November is National Novel Writing Month, or NaNoWriMo, for those in the know. Here at Shmoop HQ, we keep trying to hit the 50,000-word mark, but year after year we come up short. To make ourselves feel better (and to procrastinate on the whole novel-writing thing), we came up with a list of books we're absolutely sure were not written in a month.
Last week we were lucky enough to sit down with Jeffrey Bradbury of EdTech in the Classroom. David Siminoff, founder of Shmoop University Inc., and Jeffrey, an educator and founder of the TeacherCast Educational Network, discuss Shmoop's versatility as a solution not just for students, but also a great tool for teachers. In a world where teachers are expected to do more with less, Shmoop tries to make life a little easier (to help you be able to have one) by providing online drills, courses, teaching guides, and more.

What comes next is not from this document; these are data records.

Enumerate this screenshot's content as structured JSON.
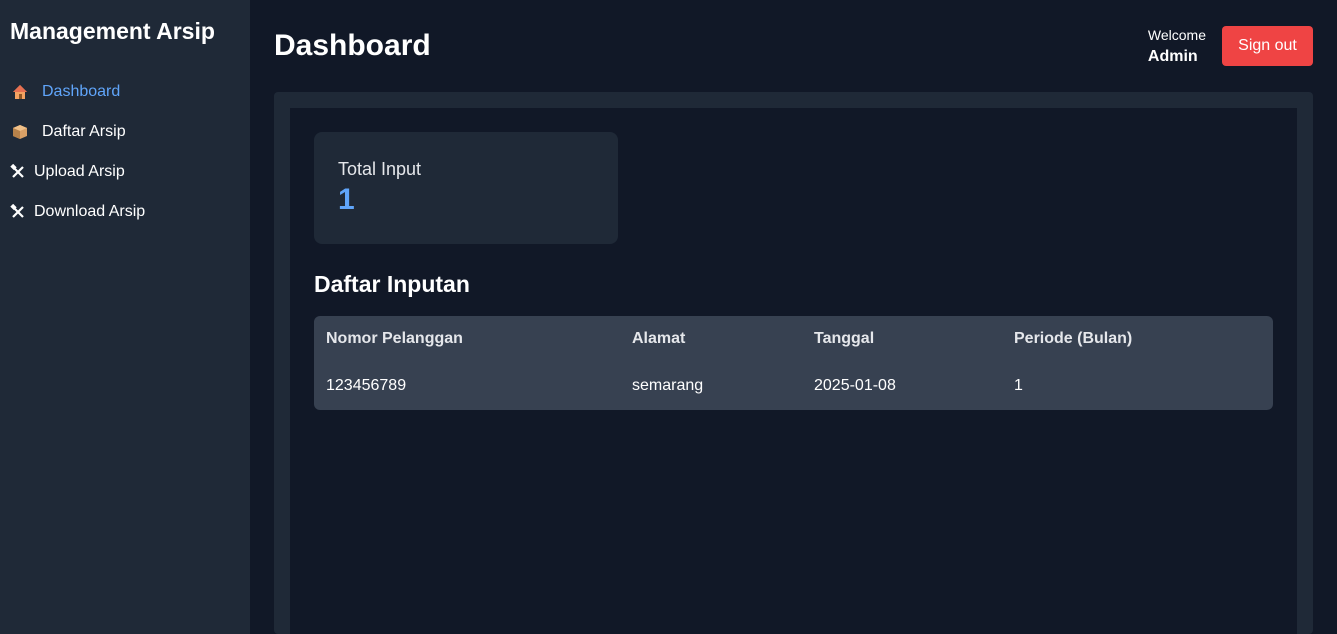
{
  "sidebar": {
    "brand": "Management Arsip",
    "items": [
      {
        "label": "Dashboard",
        "icon": "house-icon",
        "active": true
      },
      {
        "label": "Daftar Arsip",
        "icon": "package-icon",
        "active": false
      },
      {
        "label": "Upload Arsip",
        "icon": "tools-icon",
        "active": false
      },
      {
        "label": "Download Arsip",
        "icon": "tools-icon",
        "active": false
      }
    ]
  },
  "header": {
    "title": "Dashboard",
    "welcome_label": "Welcome",
    "username": "Admin",
    "signout_label": "Sign out"
  },
  "stats": {
    "total_input_label": "Total Input",
    "total_input_value": "1"
  },
  "table": {
    "title": "Daftar Inputan",
    "columns": [
      "Nomor Pelanggan",
      "Alamat",
      "Tanggal",
      "Periode (Bulan)"
    ],
    "rows": [
      [
        "123456789",
        "semarang",
        "2025-01-08",
        "1"
      ]
    ]
  },
  "colors": {
    "background": "#111827",
    "panel": "#1f2937",
    "table": "#374151",
    "accent": "#60a5fa",
    "danger": "#ef4444"
  }
}
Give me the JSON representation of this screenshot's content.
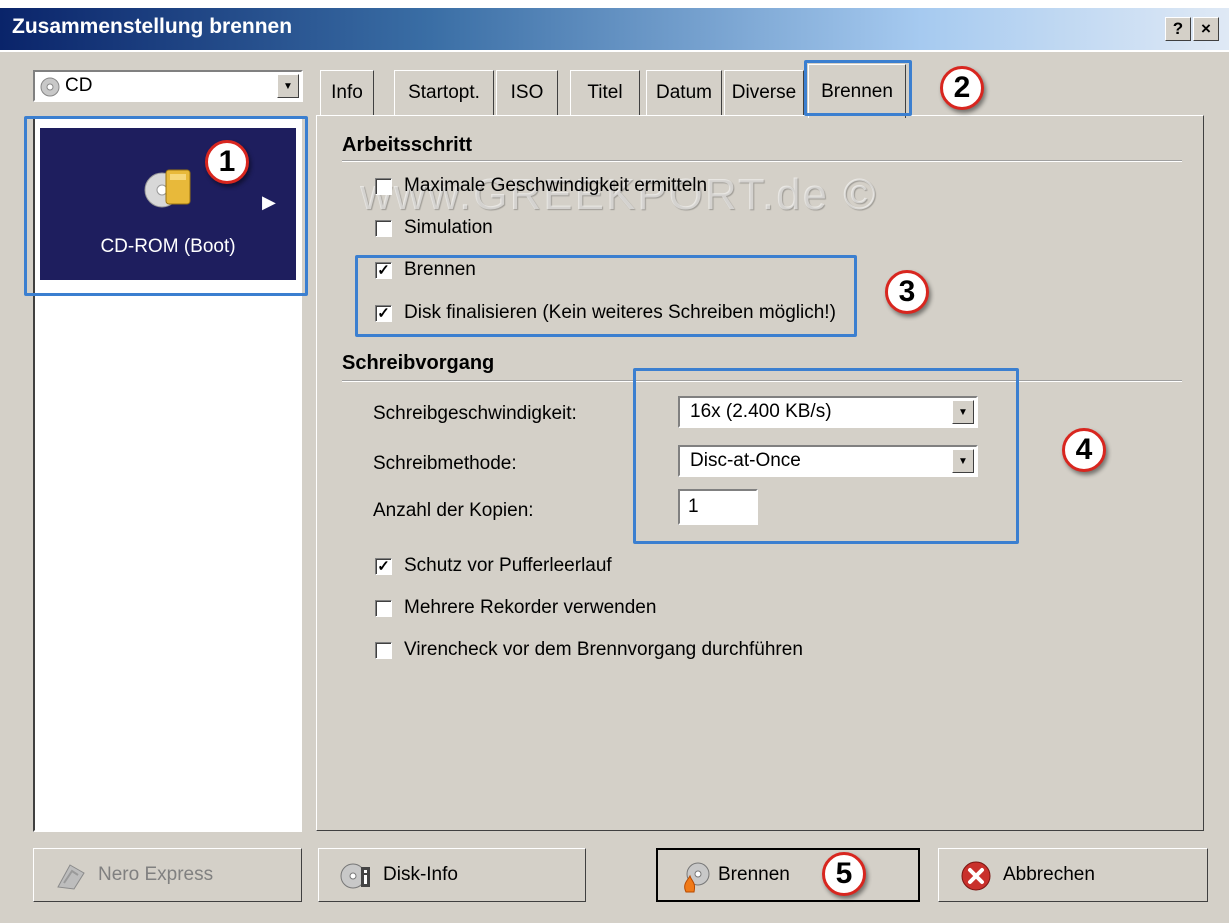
{
  "window": {
    "title": "Zusammenstellung brennen",
    "help_label": "?",
    "close_label": "×"
  },
  "media_select": {
    "value": "CD"
  },
  "left_list": {
    "items": [
      {
        "label": "CD-ROM (Boot)"
      }
    ]
  },
  "tabs": [
    {
      "label": "Info"
    },
    {
      "label": "Startopt."
    },
    {
      "label": "ISO"
    },
    {
      "label": "Titel"
    },
    {
      "label": "Datum"
    },
    {
      "label": "Diverse"
    },
    {
      "label": "Brennen",
      "active": true
    }
  ],
  "arbeitsschritt": {
    "heading": "Arbeitsschritt",
    "options": [
      {
        "label": "Maximale Geschwindigkeit ermitteln",
        "checked": false
      },
      {
        "label": "Simulation",
        "checked": false
      },
      {
        "label": "Brennen",
        "checked": true
      },
      {
        "label": "Disk finalisieren (Kein weiteres Schreiben möglich!)",
        "checked": true
      }
    ]
  },
  "schreibvorgang": {
    "heading": "Schreibvorgang",
    "speed_label": "Schreibgeschwindigkeit:",
    "speed_value": "16x (2.400 KB/s)",
    "method_label": "Schreibmethode:",
    "method_value": "Disc-at-Once",
    "copies_label": "Anzahl der Kopien:",
    "copies_value": "1",
    "options": [
      {
        "label": "Schutz vor Pufferleerlauf",
        "checked": true
      },
      {
        "label": "Mehrere Rekorder verwenden",
        "checked": false
      },
      {
        "label": "Virencheck vor dem Brennvorgang durchführen",
        "checked": false
      }
    ]
  },
  "watermark": "www.GREEKPORT.de ©",
  "annotations": [
    "1",
    "2",
    "3",
    "4",
    "5"
  ],
  "buttons": {
    "nero_express": {
      "label": "Nero Express",
      "enabled": false
    },
    "disk_info": {
      "label": "Disk-Info"
    },
    "brennen": {
      "label": "Brennen"
    },
    "abbrechen": {
      "label": "Abbrechen"
    }
  },
  "colors": {
    "highlight": "#3b7fd0",
    "badge_border": "#d8261f",
    "title_bar": "#0a246a",
    "selected_item": "#1e1e5e"
  }
}
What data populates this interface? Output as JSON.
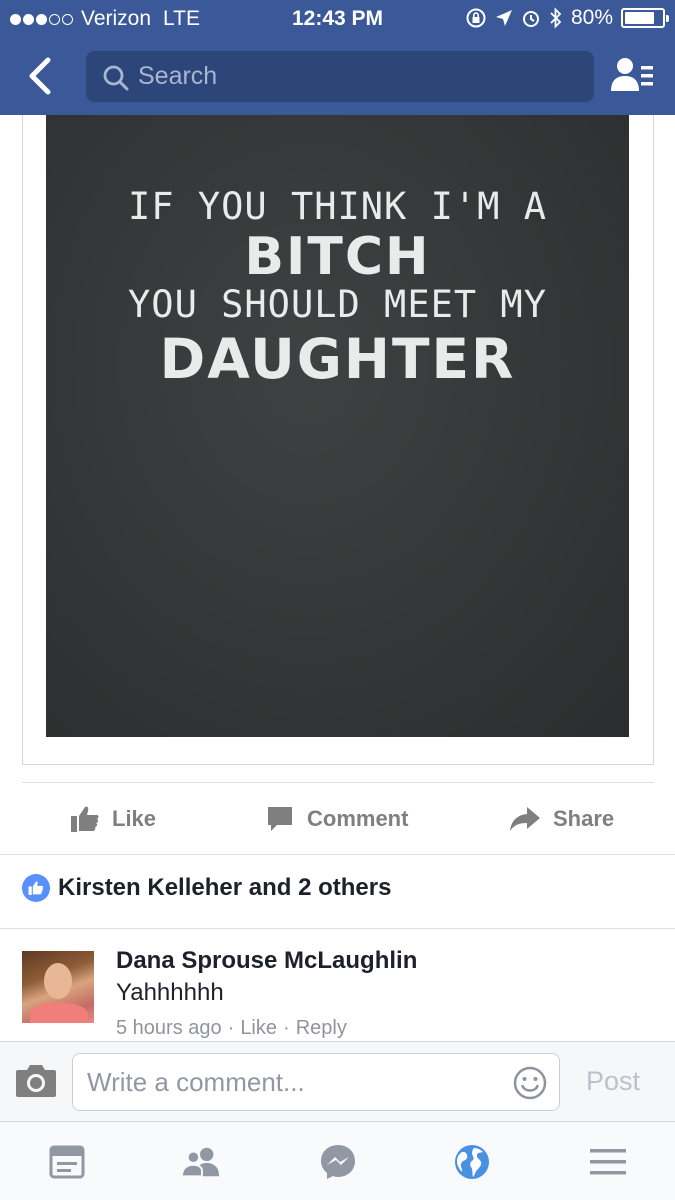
{
  "status_bar": {
    "carrier": "Verizon",
    "network": "LTE",
    "time": "12:43 PM",
    "battery": "80%",
    "battery_level": 0.8,
    "signal_bars": 3
  },
  "nav": {
    "search_placeholder": "Search"
  },
  "post_image": {
    "lines": [
      "IF YOU THINK I'M A",
      "BITCH",
      "YOU SHOULD MEET MY",
      "DAUGHTER"
    ]
  },
  "actions": {
    "like": "Like",
    "comment": "Comment",
    "share": "Share"
  },
  "likes": {
    "summary": "Kirsten Kelleher and 2 others"
  },
  "comment": {
    "author": "Dana Sprouse McLaughlin",
    "text": "Yahhhhhh",
    "time": "5 hours ago",
    "like": "Like",
    "reply": "Reply",
    "separator": "·"
  },
  "composer": {
    "placeholder": "Write a comment...",
    "post_label": "Post"
  },
  "colors": {
    "brand": "#3b5998",
    "like_blue": "#5890ff",
    "globe_blue": "#4a90e2"
  }
}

Check it out.
Given that the author...
- has only ever published one book;
- has given almost no public appearances or interviews since its publication; and
- is reportedly on the verge of finally speaking about the dang thing,
There’s something to be said for the way realism forces us to take an honest look at society, but when it comes to getting our minds off of day-to-day drudgeries, nothing beats exploring a fictional world. (If you want to be fancy about it, it’s also a great way to rethink the human condition.)
Here’s a list of nine awesome imaginary planets (and other celestial bodies) that we’d visit the second the technology became available.
To keep busy during the flight, we’ve put together an official Interstellar Hyperdrive Playlist to go with the scenery. Enjoy.